As is true of so many popular foods, there is a downside. Nutmeg was first brought to Europe from the Banda Islands by Portuguese sailors in 1512, and soon was regarded as a cureall and tonic. Its hallucinogenic properties were also soon discovered. The key components of nutmeg are volatile oil (including borneol, eugenol, myristine, and butyrin). Myristicin is the constiuent most responsible for its toxicity and hallucinogenic action, and safrole in isolation and in high doses is carcinogenic. On the other hand, clinical trials have successfully treated Crohn's disease with nutmeg.
A most historically interesting spice, nutmeg has long been alleged to have aphrodisiacal powers, giving rise to a lot of love potions. At the height of its value in Europe, nutmeg was carried around by ladies and gents as a demonstration of wealth. Diners would flourish tiny graters and grate their own in fancy restaurants. As a result, personal nutmeg graters became quite fashionable, resulting in intricate designs and shapes made of precious metals.

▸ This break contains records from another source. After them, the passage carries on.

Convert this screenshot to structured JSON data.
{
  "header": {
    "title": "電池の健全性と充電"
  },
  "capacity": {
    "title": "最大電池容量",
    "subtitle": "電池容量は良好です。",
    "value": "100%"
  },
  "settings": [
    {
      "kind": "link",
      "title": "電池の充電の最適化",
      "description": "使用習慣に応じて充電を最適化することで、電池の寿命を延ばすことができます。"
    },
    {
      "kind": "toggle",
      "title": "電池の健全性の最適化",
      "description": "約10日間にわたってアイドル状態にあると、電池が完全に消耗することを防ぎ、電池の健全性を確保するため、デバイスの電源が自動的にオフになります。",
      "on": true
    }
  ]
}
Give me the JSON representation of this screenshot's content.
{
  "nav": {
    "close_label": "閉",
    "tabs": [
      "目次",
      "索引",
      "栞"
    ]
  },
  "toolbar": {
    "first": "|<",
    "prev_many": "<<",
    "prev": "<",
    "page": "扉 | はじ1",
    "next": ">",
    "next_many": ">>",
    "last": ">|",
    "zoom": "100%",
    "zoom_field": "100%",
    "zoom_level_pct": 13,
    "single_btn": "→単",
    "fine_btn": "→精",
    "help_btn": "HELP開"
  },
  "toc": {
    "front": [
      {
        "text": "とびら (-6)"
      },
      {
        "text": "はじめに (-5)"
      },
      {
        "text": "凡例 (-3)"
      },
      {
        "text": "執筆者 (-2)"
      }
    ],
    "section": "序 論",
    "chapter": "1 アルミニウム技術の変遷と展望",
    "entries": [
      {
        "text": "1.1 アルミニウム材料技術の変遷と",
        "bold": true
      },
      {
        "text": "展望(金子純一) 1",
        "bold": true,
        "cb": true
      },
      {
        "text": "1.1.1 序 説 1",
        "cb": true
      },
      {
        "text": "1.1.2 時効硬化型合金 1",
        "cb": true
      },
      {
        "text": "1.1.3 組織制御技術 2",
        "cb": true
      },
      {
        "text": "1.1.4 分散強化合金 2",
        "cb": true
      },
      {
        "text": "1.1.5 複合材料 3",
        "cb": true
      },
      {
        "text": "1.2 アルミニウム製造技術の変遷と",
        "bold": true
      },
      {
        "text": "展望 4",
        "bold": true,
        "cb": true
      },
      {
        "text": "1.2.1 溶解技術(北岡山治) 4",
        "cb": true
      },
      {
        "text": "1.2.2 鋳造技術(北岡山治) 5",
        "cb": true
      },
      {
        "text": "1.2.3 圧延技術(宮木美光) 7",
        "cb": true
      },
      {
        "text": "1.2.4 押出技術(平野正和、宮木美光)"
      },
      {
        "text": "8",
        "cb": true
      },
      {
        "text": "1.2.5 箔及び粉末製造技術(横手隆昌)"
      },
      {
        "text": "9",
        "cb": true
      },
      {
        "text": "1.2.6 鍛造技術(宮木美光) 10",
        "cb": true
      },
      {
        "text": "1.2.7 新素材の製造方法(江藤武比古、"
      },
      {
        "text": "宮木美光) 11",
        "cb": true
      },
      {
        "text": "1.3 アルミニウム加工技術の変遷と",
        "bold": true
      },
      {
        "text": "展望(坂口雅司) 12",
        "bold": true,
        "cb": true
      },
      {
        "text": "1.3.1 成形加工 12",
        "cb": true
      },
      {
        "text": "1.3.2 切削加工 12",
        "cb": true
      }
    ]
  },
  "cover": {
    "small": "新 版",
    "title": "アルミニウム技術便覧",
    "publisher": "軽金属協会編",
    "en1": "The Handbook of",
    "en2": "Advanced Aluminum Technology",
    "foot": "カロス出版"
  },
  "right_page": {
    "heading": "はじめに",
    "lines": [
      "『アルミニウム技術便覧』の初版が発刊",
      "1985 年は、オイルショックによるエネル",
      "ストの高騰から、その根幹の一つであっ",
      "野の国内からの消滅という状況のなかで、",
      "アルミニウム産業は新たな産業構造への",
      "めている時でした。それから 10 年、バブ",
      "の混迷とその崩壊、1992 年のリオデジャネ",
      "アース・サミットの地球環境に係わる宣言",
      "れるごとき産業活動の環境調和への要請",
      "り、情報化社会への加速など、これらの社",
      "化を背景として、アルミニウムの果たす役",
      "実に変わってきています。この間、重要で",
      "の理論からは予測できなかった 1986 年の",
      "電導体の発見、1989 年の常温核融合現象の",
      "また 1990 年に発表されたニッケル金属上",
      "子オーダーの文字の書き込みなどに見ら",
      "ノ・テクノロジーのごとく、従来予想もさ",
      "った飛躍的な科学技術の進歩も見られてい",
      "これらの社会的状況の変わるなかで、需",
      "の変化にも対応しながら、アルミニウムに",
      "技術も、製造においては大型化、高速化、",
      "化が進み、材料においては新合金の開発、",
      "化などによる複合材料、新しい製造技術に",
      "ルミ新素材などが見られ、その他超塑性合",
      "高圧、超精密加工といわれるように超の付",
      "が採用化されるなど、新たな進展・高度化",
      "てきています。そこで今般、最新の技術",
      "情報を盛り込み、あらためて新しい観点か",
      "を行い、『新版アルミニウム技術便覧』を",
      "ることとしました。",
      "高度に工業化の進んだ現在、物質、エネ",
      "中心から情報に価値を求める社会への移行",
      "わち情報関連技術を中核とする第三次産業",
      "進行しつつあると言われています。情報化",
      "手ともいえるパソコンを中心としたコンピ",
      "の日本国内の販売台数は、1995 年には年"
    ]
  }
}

Nutmeg is not used medicinally very much in the west now, because of its potential toxicity. It is mainly used in culinary dishes here and that is fine with me. The Chinese use it to warm the stomach and to regulate energy. In India, nutmeg is ground into a paste and applied directly to areas of eczema and ringworm.
Large doses of nutmeg, as much as 12 twelve spoons a day is indeed fatal, and this proved to be a problem in some countries before the use of it became regulated. There is no indication that a mere sprinkling of it in foods is harmful. As a seasoning, it is a flavorful addition to many foods, and is best grated fresh. In Indian cuisine, nutmeg powder is used almost exclusively in sweet dishes. Ground nutmeg is also smoked in India. In Middle Eastern cuisine, nutmeg powder is often used as a spice for savory dishes. The same is true for Greece and Cyprus. In Europe, nutmeg is used especially in potato dishes and in processed meat products. It is also used in soups, sauces, and baked goods. In Dutch cuisine, it is added to vegetable dishes like Brussels sprouts, cauliflower and string beans. The Japanese variety of curry powder includes nutmeg as an ingredient. It is also used in mulled cider, mulled wine, and eggnog. In the Caribbean, it is usually sprinkled on top of any rum drink.
That is a lot of history about one little spice, one relatively small tree. Much ado about nothing, perhaps. But as we prepare for the holidays, I'll bet nutmeg is often used in many of our homes. I had no idea there was a downside to nutmeg. To me it is a delightfully tasty spice, and one I associate with those weekend mornings many years ago in the Appalachian mountains. It is good to know that ground nutmeg in our dishes is not likely to hurt us, but will only enhance what we already enjoy eating or drinking.
I guess there is always a downside to anything we overindulge in, even at Christmas.
Thanks to my friend Melody for the thumbnail photo.
All other photos are from Wikipedia's Public Domain. The photo in which the red veins are visible indicates mace, the second spice provided by the tree.